We award this copy’s side two our very special Four Plus A++++ grade, which is strictly limited to pressings (really, individual sides of pressings) that take a recording to a level never experienced by us before, a level we had no idea even existed.

We estimate that less than one per cent of the Hot Stamper pressings we come across in our shootouts earn this grade. As I write this there is not a single other record on the site that earned that grade on either side. You can’t get much more rare than that.

Kind of Blue

Want to know how good our Hot Stamper Kind of Blue pressings sound? Listen to this very record. If you play the tracks that were recorded in 1958, the year before Kind of Blue, you will hear practically the same lineup of musicians.

That means Stella By Starlight and Little Melonae on side one, and Green Dolphin Street and Fran-Dance (Put Your Little Foot Right Out) on side two. We’re talking Bill Evans, John Coltrane and Cannonball Adderley in their prime, 1958, with top 1958 sound to match.

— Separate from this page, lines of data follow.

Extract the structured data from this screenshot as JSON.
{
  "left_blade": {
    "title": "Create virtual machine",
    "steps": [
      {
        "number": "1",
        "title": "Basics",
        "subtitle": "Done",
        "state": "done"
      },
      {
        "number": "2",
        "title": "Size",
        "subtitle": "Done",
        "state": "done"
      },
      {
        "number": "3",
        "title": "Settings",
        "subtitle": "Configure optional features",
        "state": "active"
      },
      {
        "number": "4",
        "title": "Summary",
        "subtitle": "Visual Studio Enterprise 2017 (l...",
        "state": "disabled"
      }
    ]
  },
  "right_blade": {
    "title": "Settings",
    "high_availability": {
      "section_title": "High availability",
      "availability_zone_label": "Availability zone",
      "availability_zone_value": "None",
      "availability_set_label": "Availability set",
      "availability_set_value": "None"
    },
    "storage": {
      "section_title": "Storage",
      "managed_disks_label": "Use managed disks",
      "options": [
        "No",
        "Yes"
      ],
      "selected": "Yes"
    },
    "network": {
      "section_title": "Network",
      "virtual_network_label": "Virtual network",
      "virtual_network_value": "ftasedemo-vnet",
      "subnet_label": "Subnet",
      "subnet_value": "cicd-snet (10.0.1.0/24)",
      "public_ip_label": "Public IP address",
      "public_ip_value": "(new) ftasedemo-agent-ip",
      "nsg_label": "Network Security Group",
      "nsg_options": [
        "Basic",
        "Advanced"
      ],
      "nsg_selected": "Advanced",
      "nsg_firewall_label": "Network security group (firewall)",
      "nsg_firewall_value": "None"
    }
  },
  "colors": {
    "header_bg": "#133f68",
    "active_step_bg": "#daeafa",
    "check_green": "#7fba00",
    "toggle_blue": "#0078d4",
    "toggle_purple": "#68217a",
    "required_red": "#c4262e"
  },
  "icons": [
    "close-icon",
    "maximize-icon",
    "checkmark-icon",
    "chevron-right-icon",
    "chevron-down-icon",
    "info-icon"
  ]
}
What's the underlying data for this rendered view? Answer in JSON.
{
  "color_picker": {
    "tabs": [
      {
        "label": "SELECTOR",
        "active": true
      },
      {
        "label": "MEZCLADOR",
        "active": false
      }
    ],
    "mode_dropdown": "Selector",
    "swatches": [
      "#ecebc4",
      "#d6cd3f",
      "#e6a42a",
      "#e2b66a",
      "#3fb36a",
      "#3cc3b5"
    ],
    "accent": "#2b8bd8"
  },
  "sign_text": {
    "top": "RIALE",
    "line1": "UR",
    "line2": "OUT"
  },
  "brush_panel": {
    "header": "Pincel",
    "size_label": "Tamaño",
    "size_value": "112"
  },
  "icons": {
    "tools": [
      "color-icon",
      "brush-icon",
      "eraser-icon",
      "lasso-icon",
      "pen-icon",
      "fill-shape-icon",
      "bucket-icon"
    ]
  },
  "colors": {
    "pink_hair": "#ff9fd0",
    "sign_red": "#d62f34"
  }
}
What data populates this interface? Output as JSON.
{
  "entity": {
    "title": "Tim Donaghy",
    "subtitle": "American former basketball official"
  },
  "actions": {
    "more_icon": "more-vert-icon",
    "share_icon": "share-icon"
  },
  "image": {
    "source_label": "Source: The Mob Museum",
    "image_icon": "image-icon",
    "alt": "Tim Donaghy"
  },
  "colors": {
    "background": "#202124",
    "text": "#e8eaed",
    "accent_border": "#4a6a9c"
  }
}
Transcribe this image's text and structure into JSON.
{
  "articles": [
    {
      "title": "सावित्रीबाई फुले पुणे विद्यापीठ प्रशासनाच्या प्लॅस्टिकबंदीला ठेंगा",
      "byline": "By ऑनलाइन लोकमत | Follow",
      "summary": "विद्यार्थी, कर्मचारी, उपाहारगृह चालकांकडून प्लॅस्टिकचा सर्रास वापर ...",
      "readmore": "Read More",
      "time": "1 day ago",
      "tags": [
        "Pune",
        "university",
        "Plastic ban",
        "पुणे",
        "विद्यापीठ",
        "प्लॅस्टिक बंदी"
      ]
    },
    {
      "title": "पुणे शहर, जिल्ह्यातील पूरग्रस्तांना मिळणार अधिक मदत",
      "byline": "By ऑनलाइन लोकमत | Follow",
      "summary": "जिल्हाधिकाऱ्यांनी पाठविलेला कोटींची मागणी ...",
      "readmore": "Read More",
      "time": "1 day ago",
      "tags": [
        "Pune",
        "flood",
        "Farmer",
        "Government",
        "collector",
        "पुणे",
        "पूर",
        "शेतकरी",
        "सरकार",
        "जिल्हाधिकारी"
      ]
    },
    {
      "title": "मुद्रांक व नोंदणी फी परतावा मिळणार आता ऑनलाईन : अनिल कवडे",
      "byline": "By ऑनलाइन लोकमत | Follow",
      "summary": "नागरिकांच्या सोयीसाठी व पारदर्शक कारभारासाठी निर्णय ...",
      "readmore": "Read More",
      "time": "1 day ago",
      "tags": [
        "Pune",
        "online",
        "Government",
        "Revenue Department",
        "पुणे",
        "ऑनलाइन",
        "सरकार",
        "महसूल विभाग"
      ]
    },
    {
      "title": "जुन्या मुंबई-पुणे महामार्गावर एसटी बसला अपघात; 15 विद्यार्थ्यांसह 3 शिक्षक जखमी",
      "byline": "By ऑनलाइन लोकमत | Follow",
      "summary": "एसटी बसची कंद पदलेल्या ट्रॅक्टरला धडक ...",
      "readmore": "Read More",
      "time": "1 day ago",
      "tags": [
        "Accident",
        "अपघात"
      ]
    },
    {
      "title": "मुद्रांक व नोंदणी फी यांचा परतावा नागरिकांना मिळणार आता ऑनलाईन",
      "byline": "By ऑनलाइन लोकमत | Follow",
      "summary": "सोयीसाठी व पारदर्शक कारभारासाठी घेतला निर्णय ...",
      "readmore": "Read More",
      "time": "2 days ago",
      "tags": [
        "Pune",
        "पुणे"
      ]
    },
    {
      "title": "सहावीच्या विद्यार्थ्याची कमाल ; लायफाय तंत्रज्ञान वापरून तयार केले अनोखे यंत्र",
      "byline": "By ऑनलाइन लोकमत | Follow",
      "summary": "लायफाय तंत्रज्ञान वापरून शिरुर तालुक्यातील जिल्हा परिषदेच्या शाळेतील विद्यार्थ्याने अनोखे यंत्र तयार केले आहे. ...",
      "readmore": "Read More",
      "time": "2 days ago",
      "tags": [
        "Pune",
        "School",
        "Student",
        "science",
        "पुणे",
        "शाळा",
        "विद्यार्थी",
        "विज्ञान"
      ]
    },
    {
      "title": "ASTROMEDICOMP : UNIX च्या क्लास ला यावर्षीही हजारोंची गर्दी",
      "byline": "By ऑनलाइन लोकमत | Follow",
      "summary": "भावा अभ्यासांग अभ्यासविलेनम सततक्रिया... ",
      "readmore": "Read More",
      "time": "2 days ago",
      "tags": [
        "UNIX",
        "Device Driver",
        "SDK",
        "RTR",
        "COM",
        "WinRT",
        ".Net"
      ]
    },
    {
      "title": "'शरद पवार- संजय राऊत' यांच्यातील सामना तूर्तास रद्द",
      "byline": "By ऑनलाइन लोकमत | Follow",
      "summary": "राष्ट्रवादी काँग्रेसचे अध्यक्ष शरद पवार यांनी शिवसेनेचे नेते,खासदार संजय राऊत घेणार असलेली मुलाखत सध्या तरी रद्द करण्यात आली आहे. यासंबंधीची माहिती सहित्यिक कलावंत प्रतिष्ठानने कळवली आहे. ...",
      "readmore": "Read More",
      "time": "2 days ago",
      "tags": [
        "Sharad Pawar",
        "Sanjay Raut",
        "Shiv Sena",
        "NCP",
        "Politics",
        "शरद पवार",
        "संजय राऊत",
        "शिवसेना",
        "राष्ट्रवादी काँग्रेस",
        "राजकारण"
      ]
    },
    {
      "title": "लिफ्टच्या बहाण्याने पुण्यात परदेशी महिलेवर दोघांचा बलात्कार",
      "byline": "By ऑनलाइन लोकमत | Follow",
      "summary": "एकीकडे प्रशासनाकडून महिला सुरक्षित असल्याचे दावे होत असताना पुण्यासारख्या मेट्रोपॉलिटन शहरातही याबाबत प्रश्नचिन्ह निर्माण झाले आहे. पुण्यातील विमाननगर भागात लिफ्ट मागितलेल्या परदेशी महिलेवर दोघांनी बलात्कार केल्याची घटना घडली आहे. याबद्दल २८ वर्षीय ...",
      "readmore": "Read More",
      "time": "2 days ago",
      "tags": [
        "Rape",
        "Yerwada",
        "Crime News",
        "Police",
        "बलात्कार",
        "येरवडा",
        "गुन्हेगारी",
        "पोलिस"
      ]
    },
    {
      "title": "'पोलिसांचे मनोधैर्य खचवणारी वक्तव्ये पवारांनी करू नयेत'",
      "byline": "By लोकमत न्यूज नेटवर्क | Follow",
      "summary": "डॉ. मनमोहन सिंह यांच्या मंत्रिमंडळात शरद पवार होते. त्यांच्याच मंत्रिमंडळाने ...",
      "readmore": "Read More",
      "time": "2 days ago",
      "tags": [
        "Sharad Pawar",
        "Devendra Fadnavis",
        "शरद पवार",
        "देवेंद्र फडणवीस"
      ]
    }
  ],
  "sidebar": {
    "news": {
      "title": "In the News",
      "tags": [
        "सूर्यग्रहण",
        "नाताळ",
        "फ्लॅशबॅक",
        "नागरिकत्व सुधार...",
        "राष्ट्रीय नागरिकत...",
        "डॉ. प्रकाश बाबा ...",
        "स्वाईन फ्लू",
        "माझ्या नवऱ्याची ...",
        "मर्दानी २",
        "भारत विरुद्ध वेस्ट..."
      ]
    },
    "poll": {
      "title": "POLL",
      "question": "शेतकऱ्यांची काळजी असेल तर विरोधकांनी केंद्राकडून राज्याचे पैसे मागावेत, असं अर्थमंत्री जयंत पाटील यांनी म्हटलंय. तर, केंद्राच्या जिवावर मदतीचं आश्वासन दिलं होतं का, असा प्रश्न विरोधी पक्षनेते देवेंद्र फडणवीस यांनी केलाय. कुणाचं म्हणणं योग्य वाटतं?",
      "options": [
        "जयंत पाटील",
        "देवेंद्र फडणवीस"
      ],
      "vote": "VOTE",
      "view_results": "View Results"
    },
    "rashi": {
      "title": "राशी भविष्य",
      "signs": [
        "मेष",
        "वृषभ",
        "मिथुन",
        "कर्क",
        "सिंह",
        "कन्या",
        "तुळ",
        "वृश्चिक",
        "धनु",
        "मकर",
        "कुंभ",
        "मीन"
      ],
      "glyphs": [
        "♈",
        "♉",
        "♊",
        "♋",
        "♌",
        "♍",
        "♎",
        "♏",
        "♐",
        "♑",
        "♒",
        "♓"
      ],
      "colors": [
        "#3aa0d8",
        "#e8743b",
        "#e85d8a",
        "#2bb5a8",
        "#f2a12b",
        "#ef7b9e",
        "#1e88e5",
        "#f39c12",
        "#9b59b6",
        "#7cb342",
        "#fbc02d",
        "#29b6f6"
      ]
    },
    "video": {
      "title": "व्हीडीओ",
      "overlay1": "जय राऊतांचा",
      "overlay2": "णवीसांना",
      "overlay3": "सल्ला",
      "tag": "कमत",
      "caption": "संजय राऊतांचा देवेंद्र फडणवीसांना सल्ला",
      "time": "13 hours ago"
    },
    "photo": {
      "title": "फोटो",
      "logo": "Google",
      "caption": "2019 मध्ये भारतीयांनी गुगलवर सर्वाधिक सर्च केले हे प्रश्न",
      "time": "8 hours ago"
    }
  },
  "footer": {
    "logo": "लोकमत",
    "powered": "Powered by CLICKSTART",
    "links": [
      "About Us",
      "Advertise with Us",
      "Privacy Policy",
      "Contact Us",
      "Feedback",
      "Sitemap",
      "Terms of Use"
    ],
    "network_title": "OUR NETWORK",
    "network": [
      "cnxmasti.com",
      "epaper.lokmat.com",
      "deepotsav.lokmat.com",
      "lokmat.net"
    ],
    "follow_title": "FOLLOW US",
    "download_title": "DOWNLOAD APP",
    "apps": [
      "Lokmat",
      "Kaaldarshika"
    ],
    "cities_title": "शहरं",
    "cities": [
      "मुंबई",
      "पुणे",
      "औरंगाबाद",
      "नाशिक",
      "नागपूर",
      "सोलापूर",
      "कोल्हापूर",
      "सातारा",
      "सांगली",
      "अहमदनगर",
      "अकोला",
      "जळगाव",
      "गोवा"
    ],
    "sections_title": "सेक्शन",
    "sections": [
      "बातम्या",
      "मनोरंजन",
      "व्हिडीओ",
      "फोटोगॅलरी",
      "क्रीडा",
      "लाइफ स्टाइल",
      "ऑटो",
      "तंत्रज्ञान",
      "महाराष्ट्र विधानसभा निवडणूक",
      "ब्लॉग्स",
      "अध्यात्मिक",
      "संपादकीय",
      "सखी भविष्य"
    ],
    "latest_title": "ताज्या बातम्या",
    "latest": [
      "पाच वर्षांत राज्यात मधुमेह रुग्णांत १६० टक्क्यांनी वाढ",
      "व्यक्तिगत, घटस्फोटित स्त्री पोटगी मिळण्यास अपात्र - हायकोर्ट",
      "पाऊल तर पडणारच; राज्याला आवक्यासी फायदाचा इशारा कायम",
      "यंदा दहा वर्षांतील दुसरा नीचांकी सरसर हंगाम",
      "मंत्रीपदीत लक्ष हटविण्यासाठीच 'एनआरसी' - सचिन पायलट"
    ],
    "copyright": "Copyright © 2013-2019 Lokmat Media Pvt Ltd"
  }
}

The nine minute plus Green Dolphin Street that opens side two is nothing short of amazing, some of the coolest jazz you will ever hear it, on any record, at any price. With Fran Dance on the same side, that gives you about 17 minutes of great sounding jazz by Miles’ classic Kind of Blue lineup.

Side one has the same cats playing for more than 12 minutes. By my calculation that’s close to another album’s worth of material from the group. The rest of the material on this compilation is best seen as gravy; maybe not essential, but never less than interesting. (more…)